This week a friend emailed an article about a toolkit for male health. It got me thinking: why don’t boys go to the doctor? It seems that for teen girls, there are numerous reasons that lead them in for medical evaluations (menstrual cramps, acne, concerns about weight, reproductive health). There are screening guidelines that encourage women under age 25 to seek medical care routinely, but our teen boys are often left out. It’s not that teen boys are more or less healthy, it just seems that we’ve been less likely to consider that boys need medical visits too!
Adolescent males have higher rates of accidental trauma, are more likely to complete suicide, and have just as many questions/concerns about their changing bodies as girls. We can often get them in for a medical visit once a year if they play a sport (for a screening sports physical), but after age 15, boys are much less likely to come in for a visit than girls. An annual visit with a medical provider is recommended for everyone! For teen boys, this visit can address pubertal changes, acne, depression & anxiety, substance use, immunizations, reproductive and sexual health, peer influence, self esteem, school performance, sleep, body image, and the list goes on and on.
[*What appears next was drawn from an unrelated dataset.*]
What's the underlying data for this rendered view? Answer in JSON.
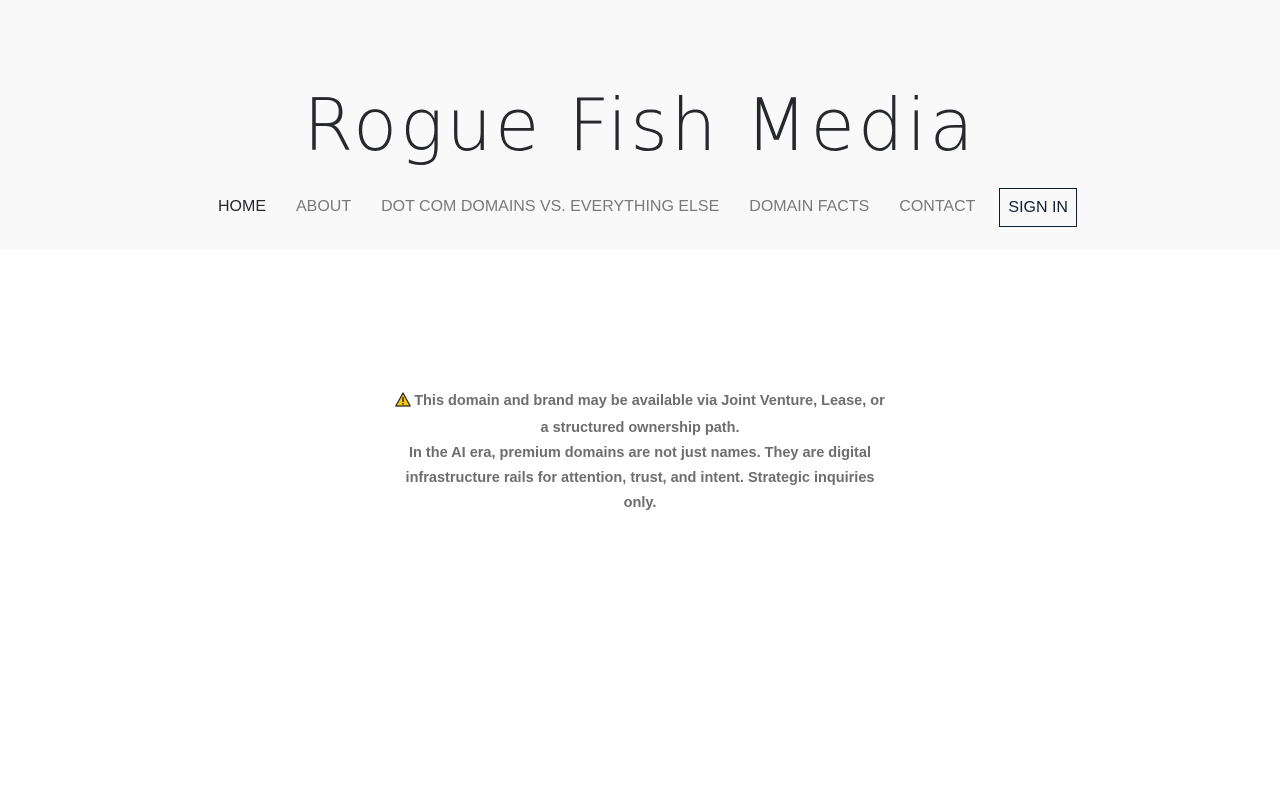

This week, the Partnership for Male Youth launched an online tool for parents and providers that highlights the importance of male health and provides tools (including videos) on topics ranging from reproductive health to trauma.
If you are the parent of a teen male and it’s been more than a year since seeing his medical provider, schedule a check up. I’m sure his primary care provider would like to see him and you can both take advantage of the visit to have your questions related to his health answered.